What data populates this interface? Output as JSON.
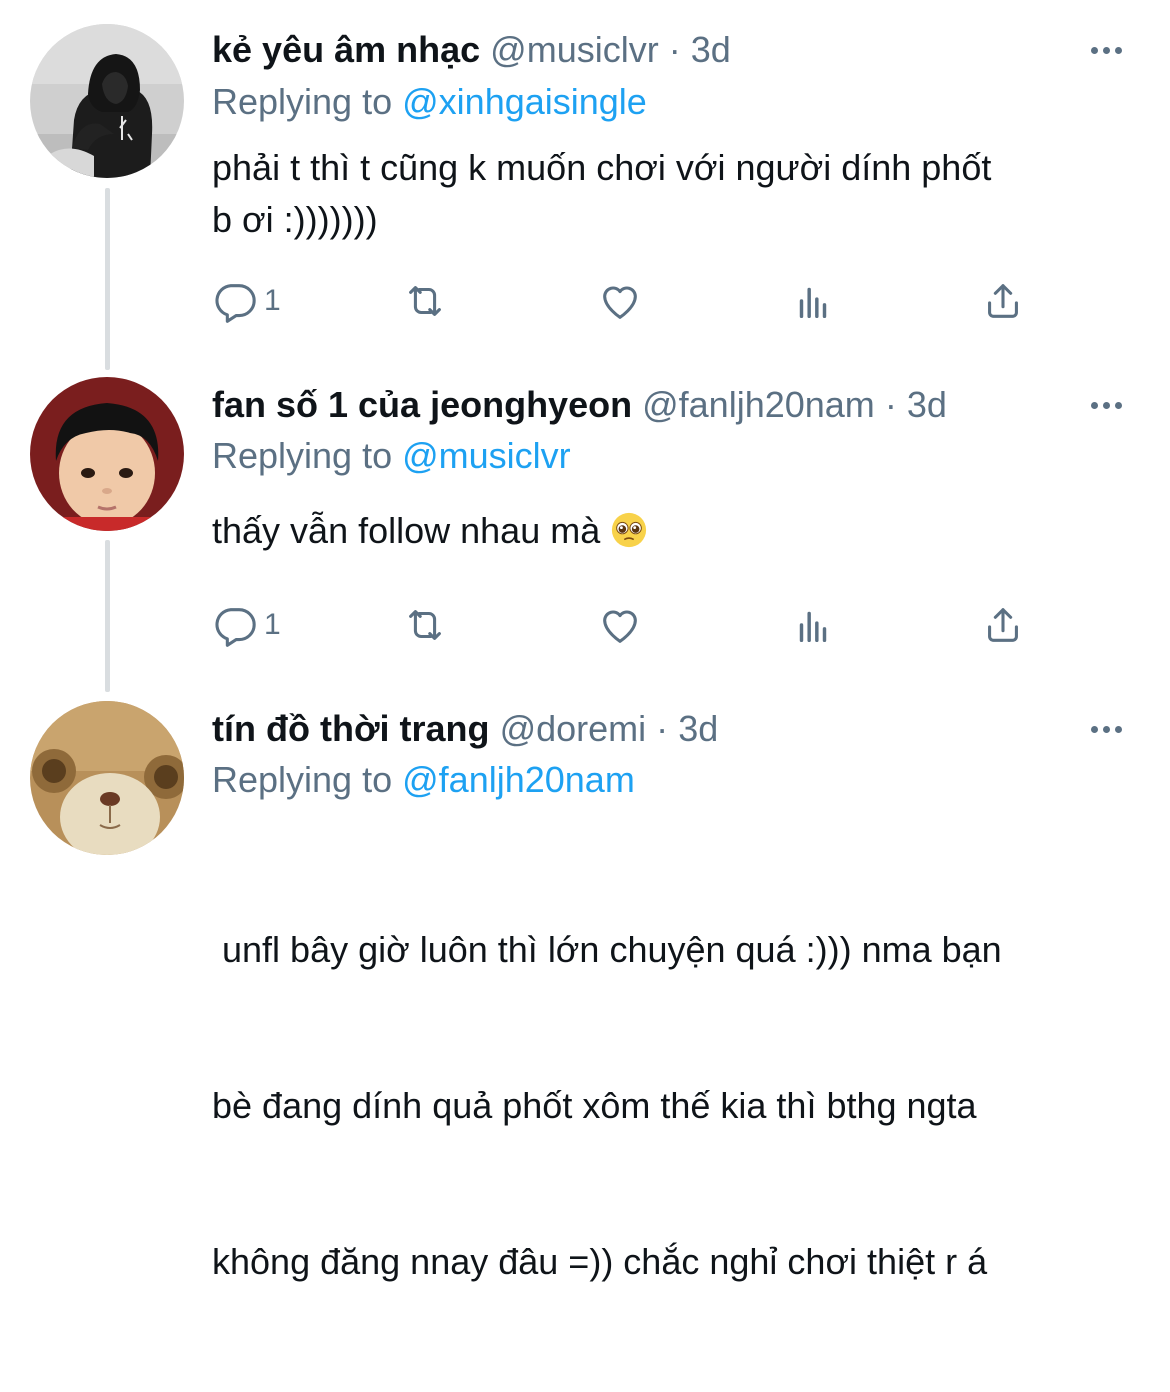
{
  "tweets": [
    {
      "name": "kẻ yêu âm nhạc",
      "handle": "@musiclvr",
      "separator": "·",
      "time": "3d",
      "replying_prefix": "Replying to",
      "replying_to": "@xinhgaisingle",
      "text_lines": [
        "phải t thì t cũng k muốn chơi với người dính phốt",
        "b ơi :)))))))"
      ],
      "reply_count": "1",
      "avatar": "hooded-person-avatar"
    },
    {
      "name": "fan số 1 của jeonghyeon",
      "handle": "@fanljh20nam",
      "separator": "·",
      "time": "3d",
      "replying_prefix": "Replying to",
      "replying_to": "@musiclvr",
      "text": "thấy vẫn follow nhau mà",
      "emoji": "pleading-face-emoji",
      "reply_count": "1",
      "avatar": "child-avatar"
    },
    {
      "name": "tín đồ thời trang",
      "handle": "@doremi",
      "separator": "·",
      "time": "3d",
      "replying_prefix": "Replying to",
      "replying_to": "@fanljh20nam",
      "text_lines": [
        " unfl bây giờ luôn thì lớn chuyện quá :))) nma bạn",
        "bè đang dính quả phốt xôm thế kia thì bthg ngta",
        "không đăng nnay đâu =)) chắc nghỉ chơi thiệt r á"
      ],
      "avatar": "teddy-bear-avatar"
    }
  ],
  "icons": {
    "reply": "reply-icon",
    "retweet": "retweet-icon",
    "like": "heart-icon",
    "analytics": "analytics-icon",
    "share": "share-icon",
    "more": "more-icon"
  },
  "colors": {
    "name": "#0f1419",
    "secondary": "#5b7083",
    "link": "#1da1f2",
    "thread_line": "#d9dde0"
  }
}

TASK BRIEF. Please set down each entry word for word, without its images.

EXERCISE RESPONSE.
What data populates this interface? Output as JSON.
{
  "tweets": [
    {
      "name": "kẻ yêu âm nhạc",
      "handle": "@musiclvr",
      "separator": "·",
      "time": "3d",
      "replying_prefix": "Replying to",
      "replying_to": "@xinhgaisingle",
      "text_lines": [
        "phải t thì t cũng k muốn chơi với người dính phốt",
        "b ơi :)))))))"
      ],
      "reply_count": "1",
      "avatar": "hooded-person-avatar"
    },
    {
      "name": "fan số 1 của jeonghyeon",
      "handle": "@fanljh20nam",
      "separator": "·",
      "time": "3d",
      "replying_prefix": "Replying to",
      "replying_to": "@musiclvr",
      "text": "thấy vẫn follow nhau mà",
      "emoji": "pleading-face-emoji",
      "reply_count": "1",
      "avatar": "child-avatar"
    },
    {
      "name": "tín đồ thời trang",
      "handle": "@doremi",
      "separator": "·",
      "time": "3d",
      "replying_prefix": "Replying to",
      "replying_to": "@fanljh20nam",
      "text_lines": [
        " unfl bây giờ luôn thì lớn chuyện quá :))) nma bạn",
        "bè đang dính quả phốt xôm thế kia thì bthg ngta",
        "không đăng nnay đâu =)) chắc nghỉ chơi thiệt r á"
      ],
      "avatar": "teddy-bear-avatar"
    }
  ],
  "icons": {
    "reply": "reply-icon",
    "retweet": "retweet-icon",
    "like": "heart-icon",
    "analytics": "analytics-icon",
    "share": "share-icon",
    "more": "more-icon"
  },
  "colors": {
    "name": "#0f1419",
    "secondary": "#5b7083",
    "link": "#1da1f2",
    "thread_line": "#d9dde0"
  }
}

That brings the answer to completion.